Book Image

Unreal Engine 4 Virtual Reality Projects

By : Kevin Mack, Robert Ruud
Book Image

Unreal Engine 4 Virtual Reality Projects

By: Kevin Mack, Robert Ruud

Overview of this book

Unreal Engine 4 (UE4) is a powerful tool for developing VR games and applications. With its visual scripting language, Blueprint, and built-in support for all major VR headsets, it's a perfect tool for designers, artists, and engineers to realize their visions in VR. This book will guide you step-by-step through a series of projects that teach essential concepts and techniques for VR development in UE4. You will begin by learning how to think about (and design for) VR and then proceed to set up a development environment. A series of practical projects follows, taking you through essential VR concepts. Through these exercises, you'll learn how to set up UE4 projects that run effectively in VR, how to build player locomotion schemes, and how to use hand controllers to interact with the world. You'll then move on to create user interfaces in 3D space, use the editor's VR mode to build environments directly in VR, and profile/optimize worlds you've built. Finally, you'll explore more advanced topics, such as displaying stereo media in VR, networking in Unreal, and using plugins to extend the engine.
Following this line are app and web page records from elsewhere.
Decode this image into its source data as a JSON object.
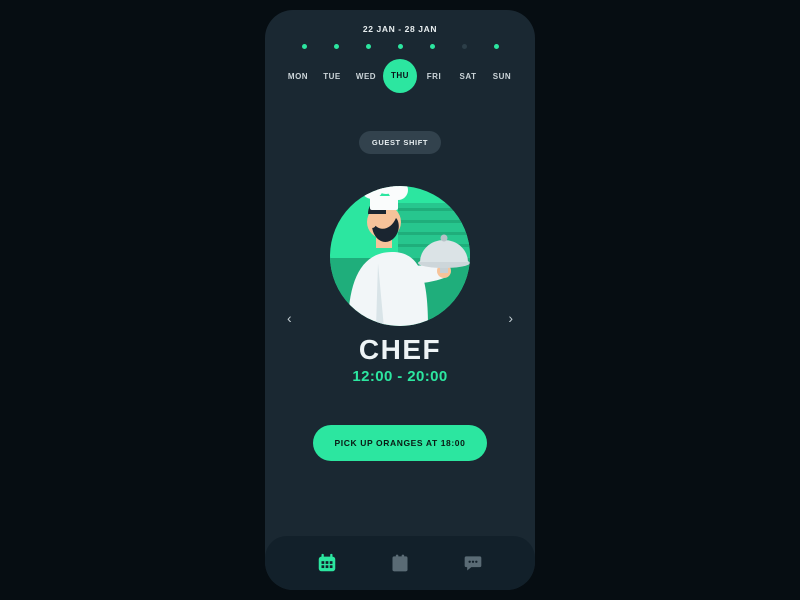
{
  "header": {
    "date_range": "22 JAN - 28 JAN"
  },
  "dots": [
    {
      "active": true
    },
    {
      "active": true
    },
    {
      "active": true
    },
    {
      "active": true
    },
    {
      "active": true
    },
    {
      "active": false
    },
    {
      "active": true
    }
  ],
  "days": [
    {
      "label": "MON",
      "selected": false
    },
    {
      "label": "TUE",
      "selected": false
    },
    {
      "label": "WED",
      "selected": false
    },
    {
      "label": "THU",
      "selected": true
    },
    {
      "label": "FRI",
      "selected": false
    },
    {
      "label": "SAT",
      "selected": false
    },
    {
      "label": "SUN",
      "selected": false
    }
  ],
  "shift": {
    "badge": "GUEST SHIFT",
    "role": "CHEF",
    "time": "12:00 - 20:00"
  },
  "cta": {
    "label": "PICK UP ORANGES AT 18:00"
  },
  "nav": {
    "items": [
      {
        "name": "calendar",
        "active": true
      },
      {
        "name": "list",
        "active": false
      },
      {
        "name": "chat",
        "active": false
      }
    ]
  }
}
Throughout, this book focuses on creating a deeper understanding of why the relevant tools and techniques work as they do, so you can use the techniques and concepts learned here as a springboard for further learning and exploration in VR.
Table of Contents (20 chapters)
Title Page
About Packt
Where to Go from Here

Setting up VRHand to pick up objects
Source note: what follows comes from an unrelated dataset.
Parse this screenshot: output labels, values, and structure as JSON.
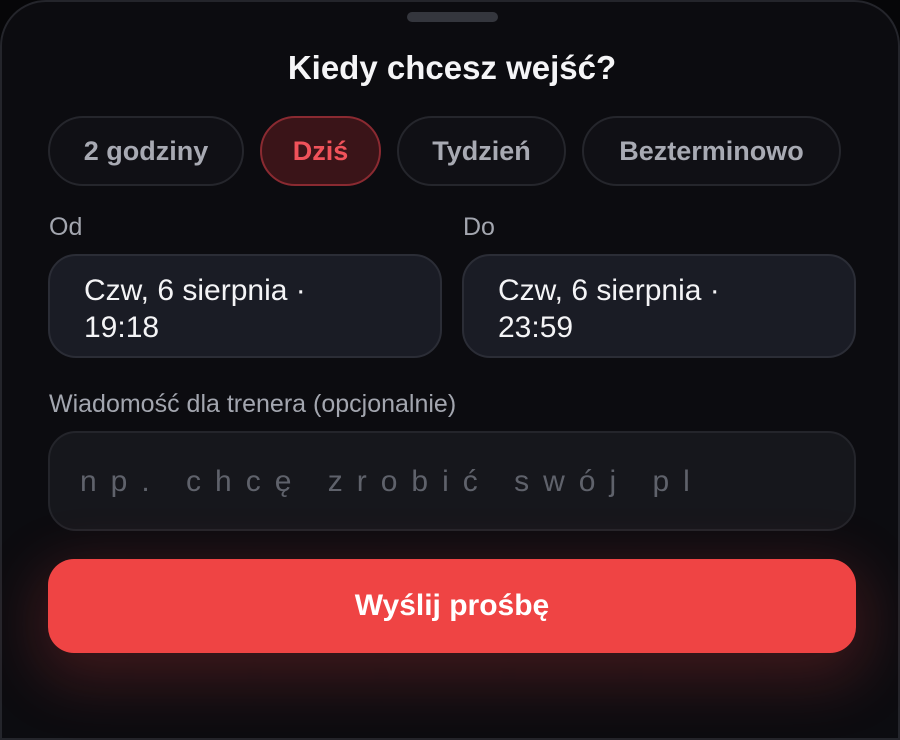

Now, we're ready to get our hands grabbing these objects.

Creating a function to find the nearest pickup object

The next thing we need to do is find out what objects are near enough to our hand to be picked up. Let's create a function to do this:

  1. In BP_VRHand, create a new function called FindNearestPickupObject.
  2. Set its Category to Grabbing and its Access Specifier to Private.
  3. In its implementation graph, right-click to create a Get All Actors with Interface node, and set its Interface value to BPI_PickupActor.

This is going to give us an array of every actor in the scene that implements the BPI_PickupActor interface.

  1. Drag a connector from the Out Actors output and create a For Each Loop node:

We're going to iterate through the actors that could possibly be picked up, ignore any actor that's too far to be considered, and then return the closest remaining eligible actor.

  1. From the For Each Loop Array Element output, drag out a connector and call Get Actor Location...